In dentistry, a veneer is a thin layer of material placed over a tooth, either to improve the aesthetics of a tooth or to protect against damage to a tooth’s surface.
There are two main types of material used to fabricate a veneer: composite and dental porcelain. A composite veneer may be directly placed (built-up in the mouth), or indirectly fabricated by a dental technician in a dental lab, and later bonded to the tooth, typically using a resin cement. Usually used for treatment of adolescent patients who will require a more permanent design once they are fully grown. The lifespan of a composite veneer is approximately 4 years. In contrast, a porcelain veneer may only be indirectly fabricated.
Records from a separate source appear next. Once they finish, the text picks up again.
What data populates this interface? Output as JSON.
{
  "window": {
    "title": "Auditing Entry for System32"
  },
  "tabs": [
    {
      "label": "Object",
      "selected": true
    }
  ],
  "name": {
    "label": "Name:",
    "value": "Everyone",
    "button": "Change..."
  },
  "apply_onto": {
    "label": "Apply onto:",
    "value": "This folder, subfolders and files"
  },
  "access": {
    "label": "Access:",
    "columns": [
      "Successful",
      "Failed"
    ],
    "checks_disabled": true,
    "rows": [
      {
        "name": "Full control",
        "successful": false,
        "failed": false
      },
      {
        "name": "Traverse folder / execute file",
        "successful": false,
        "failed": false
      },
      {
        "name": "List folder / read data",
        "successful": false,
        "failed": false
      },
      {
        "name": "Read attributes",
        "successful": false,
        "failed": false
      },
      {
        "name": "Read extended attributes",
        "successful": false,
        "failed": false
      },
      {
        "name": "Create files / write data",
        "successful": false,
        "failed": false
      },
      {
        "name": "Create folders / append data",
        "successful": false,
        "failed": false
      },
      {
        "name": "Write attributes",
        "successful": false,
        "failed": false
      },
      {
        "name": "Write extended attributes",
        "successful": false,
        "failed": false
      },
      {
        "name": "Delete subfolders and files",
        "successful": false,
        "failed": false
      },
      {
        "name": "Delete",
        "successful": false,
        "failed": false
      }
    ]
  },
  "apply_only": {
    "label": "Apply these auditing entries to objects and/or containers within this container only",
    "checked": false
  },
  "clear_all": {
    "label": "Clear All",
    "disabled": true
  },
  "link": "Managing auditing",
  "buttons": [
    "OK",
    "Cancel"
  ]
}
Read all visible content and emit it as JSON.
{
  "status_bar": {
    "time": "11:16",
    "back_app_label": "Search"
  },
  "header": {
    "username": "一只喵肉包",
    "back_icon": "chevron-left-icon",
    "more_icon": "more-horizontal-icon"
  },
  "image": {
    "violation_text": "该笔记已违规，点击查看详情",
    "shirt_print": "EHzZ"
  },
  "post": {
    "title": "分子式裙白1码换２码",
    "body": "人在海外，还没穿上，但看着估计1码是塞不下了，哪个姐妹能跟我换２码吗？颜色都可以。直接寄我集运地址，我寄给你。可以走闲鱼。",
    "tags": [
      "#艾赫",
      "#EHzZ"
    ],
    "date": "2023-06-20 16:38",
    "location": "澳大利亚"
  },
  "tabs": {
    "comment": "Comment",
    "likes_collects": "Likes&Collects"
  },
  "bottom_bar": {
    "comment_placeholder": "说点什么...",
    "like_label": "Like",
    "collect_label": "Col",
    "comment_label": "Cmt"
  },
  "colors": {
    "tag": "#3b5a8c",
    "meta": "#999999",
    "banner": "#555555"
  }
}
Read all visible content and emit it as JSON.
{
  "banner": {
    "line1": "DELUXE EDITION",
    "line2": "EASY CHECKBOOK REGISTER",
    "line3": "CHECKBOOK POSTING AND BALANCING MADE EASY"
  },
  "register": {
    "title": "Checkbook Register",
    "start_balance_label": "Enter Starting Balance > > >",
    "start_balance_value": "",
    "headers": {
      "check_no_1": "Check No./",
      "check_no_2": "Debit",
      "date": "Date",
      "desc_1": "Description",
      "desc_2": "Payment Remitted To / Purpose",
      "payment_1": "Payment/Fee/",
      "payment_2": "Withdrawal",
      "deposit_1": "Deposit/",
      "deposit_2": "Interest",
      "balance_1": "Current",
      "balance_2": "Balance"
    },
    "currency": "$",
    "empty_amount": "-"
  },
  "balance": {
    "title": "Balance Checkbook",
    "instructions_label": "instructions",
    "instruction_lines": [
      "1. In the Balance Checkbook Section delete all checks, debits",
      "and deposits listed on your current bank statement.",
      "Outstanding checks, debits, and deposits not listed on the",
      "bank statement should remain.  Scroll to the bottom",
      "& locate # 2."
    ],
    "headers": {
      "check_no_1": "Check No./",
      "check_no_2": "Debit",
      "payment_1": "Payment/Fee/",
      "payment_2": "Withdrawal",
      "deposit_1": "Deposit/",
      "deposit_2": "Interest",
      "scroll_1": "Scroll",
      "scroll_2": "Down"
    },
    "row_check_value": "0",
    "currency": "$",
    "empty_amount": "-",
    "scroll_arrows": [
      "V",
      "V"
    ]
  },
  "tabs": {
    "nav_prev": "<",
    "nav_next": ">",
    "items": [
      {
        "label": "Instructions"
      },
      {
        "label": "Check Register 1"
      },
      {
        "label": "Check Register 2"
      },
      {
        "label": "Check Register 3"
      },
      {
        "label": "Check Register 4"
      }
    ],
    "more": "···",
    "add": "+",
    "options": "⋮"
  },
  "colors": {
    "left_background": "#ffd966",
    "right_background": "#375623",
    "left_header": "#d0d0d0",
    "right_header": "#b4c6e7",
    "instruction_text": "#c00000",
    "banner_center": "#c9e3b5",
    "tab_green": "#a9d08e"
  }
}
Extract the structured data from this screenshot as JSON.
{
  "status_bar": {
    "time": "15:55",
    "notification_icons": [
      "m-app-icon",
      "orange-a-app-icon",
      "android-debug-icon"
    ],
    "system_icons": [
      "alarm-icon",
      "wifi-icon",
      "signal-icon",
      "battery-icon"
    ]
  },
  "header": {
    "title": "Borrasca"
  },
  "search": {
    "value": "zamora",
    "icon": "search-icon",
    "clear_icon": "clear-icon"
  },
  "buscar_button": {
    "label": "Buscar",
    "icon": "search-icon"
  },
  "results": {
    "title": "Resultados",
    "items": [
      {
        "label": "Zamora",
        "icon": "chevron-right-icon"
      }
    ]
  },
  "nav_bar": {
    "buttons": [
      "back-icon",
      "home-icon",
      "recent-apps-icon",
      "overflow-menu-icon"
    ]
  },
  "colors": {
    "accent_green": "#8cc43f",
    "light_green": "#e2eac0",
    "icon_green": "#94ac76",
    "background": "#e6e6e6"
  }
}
A full veneer crown is described as “a restoration that covers all the coronal tooth surfaces (Mesial, Distal, Facial, Lingual and Occlusal)”. Laminate veneer, on the other hand, is a thin layer that covers only the surface of the tooth and generally used for aesthetic purposes. These typically have better performance and aesthetics and are less plaque retentive.